No one knows the exact causes of breast cancer. Doctors seldom know why one woman develops breast cancer and another doesn’t, and most women who have breast cancer will never be able to pinpoint an exact cause. What we do know is that breast cancer is always caused by damage to a cell’s DNA, but why or how that DNA becomes damaged is still unknown.
What are the risk factors?
There are certain established risk factors that are associated with breast cancer, see below:
- Genetic factors, which are factors that cannot be changed (age, gender, race. family history, etc.)
- Environmental factors
- Lifestyle Choices (being overweight, drug and alcohol use, diet, etc.)
How is it Treated?
In general, there are five treatment options, and most treatment plans include a combination of the following: surgery, radiation, hormone therapy, chemotherapy, and targeted therapies. Some are local, targeting just the area around the tumor. Others are systemic, targeting your whole body with cancer fighting agents.

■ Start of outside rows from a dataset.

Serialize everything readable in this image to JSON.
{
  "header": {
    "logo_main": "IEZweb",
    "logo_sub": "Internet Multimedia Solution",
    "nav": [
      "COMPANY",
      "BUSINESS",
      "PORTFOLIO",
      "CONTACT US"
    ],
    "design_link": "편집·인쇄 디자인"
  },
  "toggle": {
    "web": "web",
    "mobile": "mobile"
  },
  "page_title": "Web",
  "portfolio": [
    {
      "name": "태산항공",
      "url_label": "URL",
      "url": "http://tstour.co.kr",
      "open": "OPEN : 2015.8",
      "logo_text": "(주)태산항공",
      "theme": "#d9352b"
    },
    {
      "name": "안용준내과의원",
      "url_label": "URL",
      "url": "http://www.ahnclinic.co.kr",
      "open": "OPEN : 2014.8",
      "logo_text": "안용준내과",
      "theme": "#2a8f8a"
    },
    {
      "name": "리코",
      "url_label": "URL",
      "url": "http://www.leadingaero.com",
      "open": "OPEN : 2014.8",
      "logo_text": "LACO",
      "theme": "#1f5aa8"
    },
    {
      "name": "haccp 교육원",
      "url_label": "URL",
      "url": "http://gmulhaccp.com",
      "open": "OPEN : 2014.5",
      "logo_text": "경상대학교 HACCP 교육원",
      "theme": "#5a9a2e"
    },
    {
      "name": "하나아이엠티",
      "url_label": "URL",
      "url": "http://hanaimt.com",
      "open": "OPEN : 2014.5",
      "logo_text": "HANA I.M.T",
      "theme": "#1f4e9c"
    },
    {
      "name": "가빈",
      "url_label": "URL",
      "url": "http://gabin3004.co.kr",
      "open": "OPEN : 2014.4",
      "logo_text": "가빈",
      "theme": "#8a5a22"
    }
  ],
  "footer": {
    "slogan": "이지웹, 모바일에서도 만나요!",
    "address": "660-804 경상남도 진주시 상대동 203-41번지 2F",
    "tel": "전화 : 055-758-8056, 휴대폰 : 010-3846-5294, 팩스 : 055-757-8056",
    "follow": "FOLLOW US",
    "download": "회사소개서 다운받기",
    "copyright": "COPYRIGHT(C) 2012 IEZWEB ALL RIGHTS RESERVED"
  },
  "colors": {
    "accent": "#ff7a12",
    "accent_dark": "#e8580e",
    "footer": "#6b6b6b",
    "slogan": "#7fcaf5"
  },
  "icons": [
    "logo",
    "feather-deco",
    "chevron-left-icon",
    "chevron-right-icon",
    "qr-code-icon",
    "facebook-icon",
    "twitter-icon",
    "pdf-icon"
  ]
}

It’s important to discuss all of your treatment options, including their goals and possible side effects, with your doctors to help make the decision that best fits your needs.
Can Breast Cancer be Prevented?
Research shows that lifestyle changes can decrease the risk of breast cancer, even in women at high risk. To lower your risk:
- Limit alcohol. The more alcohol you drink, the greater your risk of developing breast cancer. The general recommendation — based on research on the effect of alcohol on breast cancer risk — is to limit yourself to less than one drink a day, as even small amounts increase risk.
- Don’t smoke. Evidence suggests a link between smoking and breast cancer risk, particularly in premenopausal women.
- Control your weight. Being overweight or obese increases the risk of breast cancer. This is especially true if obesity occurs later in life, particularly after menopause.
- Be physically active. Physical activity can help you maintain a healthy weight, which helps prevent breast cancer. Most healthy adults should aim for at least 150 minutes a week of moderate aerobic activity or 75 minutes of vigorous aerobic activity weekly, plus strength training at least twice a week.
- Breast-feed. Breast-feeding might play a role in breast cancer prevention. The longer you breast-feed, the greater the protective effect.
- Limit dose and duration of hormone therapy. Combination hormone therapy for more than three to five years increases the risk of breast cancer. If you’re taking hormone therapy for menopausal symptoms, ask your doctor about other options. You might be able to manage your symptoms with nonhormonal therapies and medications. If you decide that the benefits of short-term hormone therapy outweigh the risks, use the lowest dose that works for you and continue to have your doctor monitor the length of time you’re taking hormones.
- Avoid exposure to radiation and environmental pollution. Medical-imaging methods, such as computerized tomography, use high doses of radiation. While more studies are needed, some research suggests a link between breast cancer and cumulative exposure to radiation over your lifetime. Reduce your exposure by having such tests only when absolutely necessary.
Be vigilant about breast cancer detection. If you notice any changes in your breasts, such as a new lump or skin changes, consult your doctor. Also, ask your doctor when to begin mammograms and other screenings based on your personal history.
*Source- Centers for Disease Control and Prevention website (www.cdc.gov) and American Cancer Society website (www.cancer.org)
For more information you can also visit www.cdc.gov or www.cancer.org
Please check out my shop page (JAccessories) to purchase Breast Cancer Awareness bracelets -pink or hot pink colored accessories (paracord bracelet, cord bracelet, or charm bracelet) today. Half of the proceeds from a purchase made will be donated to the American Cancer Society. Until next time remember that Life Is But A Journey….